---------- PROVIDED RECORDS
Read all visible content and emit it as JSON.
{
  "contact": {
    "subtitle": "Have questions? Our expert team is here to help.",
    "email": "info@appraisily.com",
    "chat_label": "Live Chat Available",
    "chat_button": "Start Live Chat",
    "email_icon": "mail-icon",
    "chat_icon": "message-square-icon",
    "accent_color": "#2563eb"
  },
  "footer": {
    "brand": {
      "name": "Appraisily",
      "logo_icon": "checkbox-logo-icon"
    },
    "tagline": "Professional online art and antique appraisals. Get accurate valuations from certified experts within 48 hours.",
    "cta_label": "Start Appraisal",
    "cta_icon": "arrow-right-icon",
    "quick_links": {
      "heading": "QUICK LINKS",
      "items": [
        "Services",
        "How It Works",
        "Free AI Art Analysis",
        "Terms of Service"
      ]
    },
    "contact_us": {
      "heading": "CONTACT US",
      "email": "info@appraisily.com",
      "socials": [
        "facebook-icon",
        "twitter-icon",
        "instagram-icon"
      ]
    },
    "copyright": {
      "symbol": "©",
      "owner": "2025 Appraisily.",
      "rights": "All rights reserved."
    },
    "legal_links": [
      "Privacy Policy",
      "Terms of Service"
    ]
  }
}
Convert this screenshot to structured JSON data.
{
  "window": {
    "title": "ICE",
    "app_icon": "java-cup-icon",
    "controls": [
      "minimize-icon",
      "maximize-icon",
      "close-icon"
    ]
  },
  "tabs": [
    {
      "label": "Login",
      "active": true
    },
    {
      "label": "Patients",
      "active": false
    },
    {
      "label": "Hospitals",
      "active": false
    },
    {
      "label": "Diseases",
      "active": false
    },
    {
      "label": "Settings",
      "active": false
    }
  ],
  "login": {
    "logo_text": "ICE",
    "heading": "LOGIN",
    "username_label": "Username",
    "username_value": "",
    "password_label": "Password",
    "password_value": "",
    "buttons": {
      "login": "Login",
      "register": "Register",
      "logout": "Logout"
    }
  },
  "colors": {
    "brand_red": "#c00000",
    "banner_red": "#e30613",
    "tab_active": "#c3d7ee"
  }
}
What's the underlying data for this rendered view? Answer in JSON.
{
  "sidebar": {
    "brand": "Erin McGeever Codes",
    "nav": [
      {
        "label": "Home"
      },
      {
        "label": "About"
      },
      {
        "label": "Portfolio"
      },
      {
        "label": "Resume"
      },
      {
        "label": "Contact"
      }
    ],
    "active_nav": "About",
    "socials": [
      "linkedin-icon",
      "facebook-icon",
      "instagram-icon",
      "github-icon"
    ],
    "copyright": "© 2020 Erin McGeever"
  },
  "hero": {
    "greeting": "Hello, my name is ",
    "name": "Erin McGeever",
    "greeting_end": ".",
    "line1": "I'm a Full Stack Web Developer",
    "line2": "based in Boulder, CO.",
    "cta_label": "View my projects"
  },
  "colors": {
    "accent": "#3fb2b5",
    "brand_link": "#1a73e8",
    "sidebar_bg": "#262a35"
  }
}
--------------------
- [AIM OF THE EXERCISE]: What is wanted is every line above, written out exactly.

- [WRITTEN ANSWER]:
Read all visible content and emit it as JSON.
{
  "contact": {
    "subtitle": "Have questions? Our expert team is here to help.",
    "email": "info@appraisily.com",
    "chat_label": "Live Chat Available",
    "chat_button": "Start Live Chat",
    "email_icon": "mail-icon",
    "chat_icon": "message-square-icon",
    "accent_color": "#2563eb"
  },
  "footer": {
    "brand": {
      "name": "Appraisily",
      "logo_icon": "checkbox-logo-icon"
    },
    "tagline": "Professional online art and antique appraisals. Get accurate valuations from certified experts within 48 hours.",
    "cta_label": "Start Appraisal",
    "cta_icon": "arrow-right-icon",
    "quick_links": {
      "heading": "QUICK LINKS",
      "items": [
        "Services",
        "How It Works",
        "Free AI Art Analysis",
        "Terms of Service"
      ]
    },
    "contact_us": {
      "heading": "CONTACT US",
      "email": "info@appraisily.com",
      "socials": [
        "facebook-icon",
        "twitter-icon",
        "instagram-icon"
      ]
    },
    "copyright": {
      "symbol": "©",
      "owner": "2025 Appraisily.",
      "rights": "All rights reserved."
    },
    "legal_links": [
      "Privacy Policy",
      "Terms of Service"
    ]
  }
}
Convert this screenshot to structured JSON data.
{
  "window": {
    "title": "ICE",
    "app_icon": "java-cup-icon",
    "controls": [
      "minimize-icon",
      "maximize-icon",
      "close-icon"
    ]
  },
  "tabs": [
    {
      "label": "Login",
      "active": true
    },
    {
      "label": "Patients",
      "active": false
    },
    {
      "label": "Hospitals",
      "active": false
    },
    {
      "label": "Diseases",
      "active": false
    },
    {
      "label": "Settings",
      "active": false
    }
  ],
  "login": {
    "logo_text": "ICE",
    "heading": "LOGIN",
    "username_label": "Username",
    "username_value": "",
    "password_label": "Password",
    "password_value": "",
    "buttons": {
      "login": "Login",
      "register": "Register",
      "logout": "Logout"
    }
  },
  "colors": {
    "brand_red": "#c00000",
    "banner_red": "#e30613",
    "tab_active": "#c3d7ee"
  }
}
What's the underlying data for this rendered view? Answer in JSON.
{
  "sidebar": {
    "brand": "Erin McGeever Codes",
    "nav": [
      {
        "label": "Home"
      },
      {
        "label": "About"
      },
      {
        "label": "Portfolio"
      },
      {
        "label": "Resume"
      },
      {
        "label": "Contact"
      }
    ],
    "active_nav": "About",
    "socials": [
      "linkedin-icon",
      "facebook-icon",
      "instagram-icon",
      "github-icon"
    ],
    "copyright": "© 2020 Erin McGeever"
  },
  "hero": {
    "greeting": "Hello, my name is ",
    "name": "Erin McGeever",
    "greeting_end": ".",
    "line1": "I'm a Full Stack Web Developer",
    "line2": "based in Boulder, CO.",
    "cta_label": "View my projects"
  },
  "colors": {
    "accent": "#3fb2b5",
    "brand_link": "#1a73e8",
    "sidebar_bg": "#262a35"
  }
}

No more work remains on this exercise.